First, my gripes:
1) Obviously, I'm not Scottish or Irish, so I'm lacking cultural context. Still, it was endlessly distracting seeing these white people accusing each other of being racists because they hate each other's religion. That's not racism, people. Just plain ole bigotry. Catholics aren't a race. Protestants aren't a race. Use your words correctly.
2) This is yet another author who clearly thinks only anal sex equals real sex because that's two books in a row now where the MCs are having all kinds of sex but still waiting for when they get to have "actual" "real" sex. I'm so done with this logic. It makes no sense. What does that say about gay couples who never have anal sex? Think about the implications of what you're putting out there, authors. IJS.
3) Boys, stop calling each other misogynistic slurs like it's shameful to be a woman.
Ok, onto stuff I did like.
This wasn't instalove, though they do get to that point rather fast, given the time frame. Still, there were sufficient enough trials in their relationship that it didn't feel completely out of nowhere. John's a Protestant, Fergus is Catholic and while neither of them go to church, for some reason, this is a big deal. For those who dislike the Big Misunderstanding trope, this book pretty much relies on that from the start as John begins to lie his ass off to prevent Fergus from finding out he's part of the Orange Walkers, a group that celebrates hating on the Catholics. For those who hate religion in their books, there's very little talk of actual religion, so you should be okay, as long as you can suffer people being bigots for stupid reasons. But don't worry, our boys get an HFN at the end.

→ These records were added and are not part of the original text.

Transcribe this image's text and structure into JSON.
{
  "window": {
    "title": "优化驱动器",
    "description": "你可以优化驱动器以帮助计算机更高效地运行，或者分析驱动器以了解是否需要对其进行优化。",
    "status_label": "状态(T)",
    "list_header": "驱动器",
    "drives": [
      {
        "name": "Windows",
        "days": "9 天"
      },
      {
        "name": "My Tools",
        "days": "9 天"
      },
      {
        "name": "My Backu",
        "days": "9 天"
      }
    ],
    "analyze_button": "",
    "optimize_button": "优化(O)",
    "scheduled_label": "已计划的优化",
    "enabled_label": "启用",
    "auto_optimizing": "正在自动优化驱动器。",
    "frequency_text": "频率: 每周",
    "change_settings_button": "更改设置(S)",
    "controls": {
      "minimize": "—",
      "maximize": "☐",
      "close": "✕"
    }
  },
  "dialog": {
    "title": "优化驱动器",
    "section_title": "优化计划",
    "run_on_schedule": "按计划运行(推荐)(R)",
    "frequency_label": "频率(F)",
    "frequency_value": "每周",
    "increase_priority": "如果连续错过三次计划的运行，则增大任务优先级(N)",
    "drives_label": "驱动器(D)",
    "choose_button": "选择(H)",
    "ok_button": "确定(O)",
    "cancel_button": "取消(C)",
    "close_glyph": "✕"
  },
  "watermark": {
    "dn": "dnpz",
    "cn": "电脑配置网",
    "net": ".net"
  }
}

It took me an embarrassing long time to realize that John here is the same John as Brodie's friend in the first book. I had already completely forgotten about him. I guess he made rather a non-impression in that book, since he was delegated mostly to Brodie's wingman. John's an interesting, complex character here and he really gets to come into his own. I don't envy his situation at all. He wants to make his father and brother proud, and feels like he owns something to the Orange Walkers for having his back. At the same time, he clearly doesn't agree with what they stand for. Meanwhile, Fergus is still smarting from his abrupt breakup with Evan. He's knows it's too soon for him to jump into another relationship and he has trust issues up the wazoo, which isn't helped when John clearly isn't telling him everything. It's a recipe for disaster.
I wished there had been more emphasis on the asylum refugees, since the Warriors are putting on the charity match for them. Yet we really don't get more than a few pages total about them and only meet the one refugee on page. Also, Fergus's ex, Evan, coming back was handled in an equally casual way. I wanted to see more of the team's reaction to it, since he abandoned them too, and I wanted to see Evan actually show some remorse and do some groveling, but it's all done behind the scenes.